  • only use your keyboard to navigate the sheet – this will help you understand what spreadsheets are like to navigate for keyboard-only users
  • turn on high contrast mode (most computers will have this somewhere in the settings) – this will help you understand what it is like to have a visual condition like cataracts.
  • get some earphones and play this YouTube video while you try and complete the exercise – this will help you understand what it is like to have an auditory condition like Tinnitus.
  • lower your screen’s brightness – this will help you understand what it is like to have a visual condition like glare.

How we can improve accessibility

To illustrate some of the impacts we can make on spreadsheet accessibility, James (a tester at the Digital Accessibility Centre) has made a video showing him using his screen reader software to access tables in spreadsheets. In particular, he shows the impact of accessible column headers, which is something you may not have considered before.


  • wrapping text within cells and not allowing text to run too far across a page helps people who use zoom functionality
  • keeping information in cover sheets, content sheets and above tables within one column, helps navigation for people who struggle to use a mouse or who rely on keyboard-only navigation
  • marking up tables so they can be tabbed through in a sensible order also makes things easier to navigate
  • using the ‘automatic’ colour for fonts and not putting on any background fill helps people who have issues with colour contrast or glare by allowing their software to take on colour settings specific to them

Guidance to help you publish more accessible spreadsheets and publications:

Other ways to access help with accessibility in statistics

Join the Basecamp message board for accessibility in statistics.

News article about how to make best use of the Basecamp message board.

Want to know more about accessibility empathy?

To learn more, you can:

Answers to the exercise questions:

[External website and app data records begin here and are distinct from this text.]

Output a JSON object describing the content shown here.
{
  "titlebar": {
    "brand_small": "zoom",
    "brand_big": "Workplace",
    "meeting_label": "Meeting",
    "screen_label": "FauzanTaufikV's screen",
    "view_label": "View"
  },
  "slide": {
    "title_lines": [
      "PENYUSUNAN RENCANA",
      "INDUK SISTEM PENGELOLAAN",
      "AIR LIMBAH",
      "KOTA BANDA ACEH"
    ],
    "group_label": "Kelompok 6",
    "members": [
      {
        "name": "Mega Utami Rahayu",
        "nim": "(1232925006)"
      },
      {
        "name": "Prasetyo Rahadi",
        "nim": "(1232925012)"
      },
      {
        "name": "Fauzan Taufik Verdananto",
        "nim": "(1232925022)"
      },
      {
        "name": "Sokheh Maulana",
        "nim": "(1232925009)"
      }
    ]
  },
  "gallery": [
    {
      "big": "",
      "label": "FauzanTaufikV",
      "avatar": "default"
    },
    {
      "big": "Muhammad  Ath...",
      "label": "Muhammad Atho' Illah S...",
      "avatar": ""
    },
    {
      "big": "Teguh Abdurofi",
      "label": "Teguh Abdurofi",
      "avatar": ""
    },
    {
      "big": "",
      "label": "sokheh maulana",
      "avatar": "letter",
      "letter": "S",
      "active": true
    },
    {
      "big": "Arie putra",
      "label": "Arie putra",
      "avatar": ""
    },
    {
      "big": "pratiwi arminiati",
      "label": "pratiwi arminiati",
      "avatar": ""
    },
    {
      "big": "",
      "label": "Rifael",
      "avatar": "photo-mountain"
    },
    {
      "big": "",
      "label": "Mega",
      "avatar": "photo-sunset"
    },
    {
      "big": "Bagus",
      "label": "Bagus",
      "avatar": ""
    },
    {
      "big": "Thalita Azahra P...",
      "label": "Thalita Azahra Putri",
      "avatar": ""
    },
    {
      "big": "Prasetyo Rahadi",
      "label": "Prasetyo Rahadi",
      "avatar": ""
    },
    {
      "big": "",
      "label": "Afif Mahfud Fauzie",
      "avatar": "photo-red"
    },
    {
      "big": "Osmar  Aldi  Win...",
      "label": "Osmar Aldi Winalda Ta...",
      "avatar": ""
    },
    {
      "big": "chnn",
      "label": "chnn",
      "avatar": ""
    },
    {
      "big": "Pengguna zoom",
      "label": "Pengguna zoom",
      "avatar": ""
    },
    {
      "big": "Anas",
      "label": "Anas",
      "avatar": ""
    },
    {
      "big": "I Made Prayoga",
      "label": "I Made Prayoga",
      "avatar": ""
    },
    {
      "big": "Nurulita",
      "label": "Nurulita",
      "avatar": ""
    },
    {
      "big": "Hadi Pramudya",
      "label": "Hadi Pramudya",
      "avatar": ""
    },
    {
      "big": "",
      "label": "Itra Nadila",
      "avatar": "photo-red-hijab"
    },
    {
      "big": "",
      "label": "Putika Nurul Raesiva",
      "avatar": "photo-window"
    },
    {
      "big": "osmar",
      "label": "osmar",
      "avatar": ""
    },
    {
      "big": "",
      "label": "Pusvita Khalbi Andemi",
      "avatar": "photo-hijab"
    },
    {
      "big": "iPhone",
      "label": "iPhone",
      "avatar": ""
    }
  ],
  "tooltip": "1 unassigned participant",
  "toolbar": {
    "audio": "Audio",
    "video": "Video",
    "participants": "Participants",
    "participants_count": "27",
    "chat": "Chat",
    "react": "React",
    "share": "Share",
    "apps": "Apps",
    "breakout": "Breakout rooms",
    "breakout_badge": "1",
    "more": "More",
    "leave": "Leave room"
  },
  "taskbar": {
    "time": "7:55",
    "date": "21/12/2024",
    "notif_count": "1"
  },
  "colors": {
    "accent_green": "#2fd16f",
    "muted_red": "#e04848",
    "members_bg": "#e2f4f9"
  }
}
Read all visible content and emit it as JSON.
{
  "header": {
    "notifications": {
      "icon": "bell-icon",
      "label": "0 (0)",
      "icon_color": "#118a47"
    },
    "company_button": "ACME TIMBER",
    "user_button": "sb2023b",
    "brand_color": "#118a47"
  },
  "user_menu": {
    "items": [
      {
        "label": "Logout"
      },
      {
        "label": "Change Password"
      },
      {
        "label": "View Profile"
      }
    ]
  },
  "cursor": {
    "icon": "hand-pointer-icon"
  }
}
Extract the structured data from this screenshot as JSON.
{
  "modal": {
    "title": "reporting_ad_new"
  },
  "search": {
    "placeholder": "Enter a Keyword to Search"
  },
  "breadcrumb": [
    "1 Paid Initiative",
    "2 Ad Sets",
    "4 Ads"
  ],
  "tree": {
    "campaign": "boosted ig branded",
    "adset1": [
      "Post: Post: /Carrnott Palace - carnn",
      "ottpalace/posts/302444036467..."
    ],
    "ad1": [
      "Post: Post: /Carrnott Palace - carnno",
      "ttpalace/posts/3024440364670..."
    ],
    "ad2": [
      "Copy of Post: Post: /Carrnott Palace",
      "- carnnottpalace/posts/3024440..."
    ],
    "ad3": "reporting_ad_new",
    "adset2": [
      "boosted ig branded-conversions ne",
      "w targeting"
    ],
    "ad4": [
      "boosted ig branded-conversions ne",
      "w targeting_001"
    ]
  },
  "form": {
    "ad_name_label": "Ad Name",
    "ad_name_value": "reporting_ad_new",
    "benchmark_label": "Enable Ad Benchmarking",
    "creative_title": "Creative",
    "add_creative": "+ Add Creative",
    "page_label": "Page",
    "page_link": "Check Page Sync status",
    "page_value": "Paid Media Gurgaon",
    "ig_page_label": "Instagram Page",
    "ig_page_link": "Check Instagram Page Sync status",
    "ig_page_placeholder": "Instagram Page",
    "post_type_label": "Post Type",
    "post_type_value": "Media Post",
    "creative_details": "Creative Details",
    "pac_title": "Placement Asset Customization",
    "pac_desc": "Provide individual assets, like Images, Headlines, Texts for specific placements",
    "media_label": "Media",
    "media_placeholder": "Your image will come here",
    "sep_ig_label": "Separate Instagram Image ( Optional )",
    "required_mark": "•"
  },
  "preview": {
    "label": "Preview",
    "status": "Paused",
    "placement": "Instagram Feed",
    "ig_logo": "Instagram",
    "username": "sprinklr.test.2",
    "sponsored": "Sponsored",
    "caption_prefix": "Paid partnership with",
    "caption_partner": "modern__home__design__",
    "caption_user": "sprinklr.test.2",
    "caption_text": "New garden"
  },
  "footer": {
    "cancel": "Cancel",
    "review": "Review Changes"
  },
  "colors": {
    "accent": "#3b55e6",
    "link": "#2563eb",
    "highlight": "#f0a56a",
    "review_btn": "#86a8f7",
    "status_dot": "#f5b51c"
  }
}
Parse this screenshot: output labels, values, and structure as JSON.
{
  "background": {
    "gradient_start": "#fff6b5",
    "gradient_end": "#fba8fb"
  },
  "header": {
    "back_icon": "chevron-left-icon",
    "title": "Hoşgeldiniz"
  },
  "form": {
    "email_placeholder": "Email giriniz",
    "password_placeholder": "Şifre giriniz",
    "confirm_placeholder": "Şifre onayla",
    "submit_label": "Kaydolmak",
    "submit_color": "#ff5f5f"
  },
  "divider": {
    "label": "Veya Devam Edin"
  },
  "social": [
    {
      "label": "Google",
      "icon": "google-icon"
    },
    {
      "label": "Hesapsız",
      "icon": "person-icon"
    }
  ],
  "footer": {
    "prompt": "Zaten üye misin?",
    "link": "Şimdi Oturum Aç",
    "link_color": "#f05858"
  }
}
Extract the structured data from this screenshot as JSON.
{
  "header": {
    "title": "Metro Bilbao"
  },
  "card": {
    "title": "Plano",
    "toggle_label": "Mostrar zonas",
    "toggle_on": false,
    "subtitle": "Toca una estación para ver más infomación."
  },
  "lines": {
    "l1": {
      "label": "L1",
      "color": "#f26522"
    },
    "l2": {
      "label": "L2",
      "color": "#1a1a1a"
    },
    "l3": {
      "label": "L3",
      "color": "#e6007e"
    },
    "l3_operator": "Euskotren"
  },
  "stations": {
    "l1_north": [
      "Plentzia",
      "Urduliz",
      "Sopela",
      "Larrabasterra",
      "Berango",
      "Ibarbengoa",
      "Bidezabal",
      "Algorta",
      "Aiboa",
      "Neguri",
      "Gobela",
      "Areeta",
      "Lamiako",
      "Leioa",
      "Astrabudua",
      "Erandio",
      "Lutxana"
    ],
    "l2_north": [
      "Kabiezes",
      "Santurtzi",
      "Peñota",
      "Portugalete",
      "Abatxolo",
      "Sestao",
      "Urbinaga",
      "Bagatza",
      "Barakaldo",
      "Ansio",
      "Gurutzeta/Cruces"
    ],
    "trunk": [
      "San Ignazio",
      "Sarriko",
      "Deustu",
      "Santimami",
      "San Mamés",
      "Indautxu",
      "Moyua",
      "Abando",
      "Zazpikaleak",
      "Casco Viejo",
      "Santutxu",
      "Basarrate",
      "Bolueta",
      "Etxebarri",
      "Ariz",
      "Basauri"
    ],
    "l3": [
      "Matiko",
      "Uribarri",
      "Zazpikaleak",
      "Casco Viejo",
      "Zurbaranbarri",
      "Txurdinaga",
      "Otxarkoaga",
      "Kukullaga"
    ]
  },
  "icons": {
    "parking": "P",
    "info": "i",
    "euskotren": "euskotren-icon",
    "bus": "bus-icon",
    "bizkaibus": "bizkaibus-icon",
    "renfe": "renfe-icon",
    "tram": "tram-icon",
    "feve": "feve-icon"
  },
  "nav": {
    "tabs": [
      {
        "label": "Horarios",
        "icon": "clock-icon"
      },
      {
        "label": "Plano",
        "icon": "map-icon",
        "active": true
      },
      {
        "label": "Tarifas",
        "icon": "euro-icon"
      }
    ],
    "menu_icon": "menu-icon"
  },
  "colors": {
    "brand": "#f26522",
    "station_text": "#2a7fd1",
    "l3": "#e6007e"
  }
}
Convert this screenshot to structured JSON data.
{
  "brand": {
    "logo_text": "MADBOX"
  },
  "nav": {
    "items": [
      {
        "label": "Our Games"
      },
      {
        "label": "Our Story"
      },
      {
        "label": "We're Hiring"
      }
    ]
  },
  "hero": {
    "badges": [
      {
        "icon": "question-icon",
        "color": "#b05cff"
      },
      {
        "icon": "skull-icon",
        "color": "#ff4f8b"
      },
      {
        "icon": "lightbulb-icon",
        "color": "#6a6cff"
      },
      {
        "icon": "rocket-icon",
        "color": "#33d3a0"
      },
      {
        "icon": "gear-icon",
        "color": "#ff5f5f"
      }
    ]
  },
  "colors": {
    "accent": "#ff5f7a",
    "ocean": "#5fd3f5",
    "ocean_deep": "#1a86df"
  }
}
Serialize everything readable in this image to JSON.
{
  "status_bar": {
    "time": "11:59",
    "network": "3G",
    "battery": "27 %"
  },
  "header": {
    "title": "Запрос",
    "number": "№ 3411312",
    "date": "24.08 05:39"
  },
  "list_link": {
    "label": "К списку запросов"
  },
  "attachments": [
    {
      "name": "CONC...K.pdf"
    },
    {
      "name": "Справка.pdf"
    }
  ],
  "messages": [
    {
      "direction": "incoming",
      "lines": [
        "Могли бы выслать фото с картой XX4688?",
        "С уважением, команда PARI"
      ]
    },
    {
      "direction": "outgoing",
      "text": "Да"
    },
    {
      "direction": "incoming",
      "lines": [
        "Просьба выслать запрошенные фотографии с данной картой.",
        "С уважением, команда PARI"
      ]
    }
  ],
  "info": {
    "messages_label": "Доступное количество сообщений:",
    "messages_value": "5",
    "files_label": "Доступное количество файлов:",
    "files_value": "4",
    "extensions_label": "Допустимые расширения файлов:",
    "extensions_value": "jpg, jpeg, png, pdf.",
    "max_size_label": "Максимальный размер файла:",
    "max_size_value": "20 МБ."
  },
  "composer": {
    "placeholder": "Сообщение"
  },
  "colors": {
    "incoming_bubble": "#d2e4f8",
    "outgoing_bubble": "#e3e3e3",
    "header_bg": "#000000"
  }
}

  1. 42%
  2. No trend (numbers were generated randomly)
  3. 2019 (there is a note below the table)
  4. If you couldn’t find it, the link is in cell F2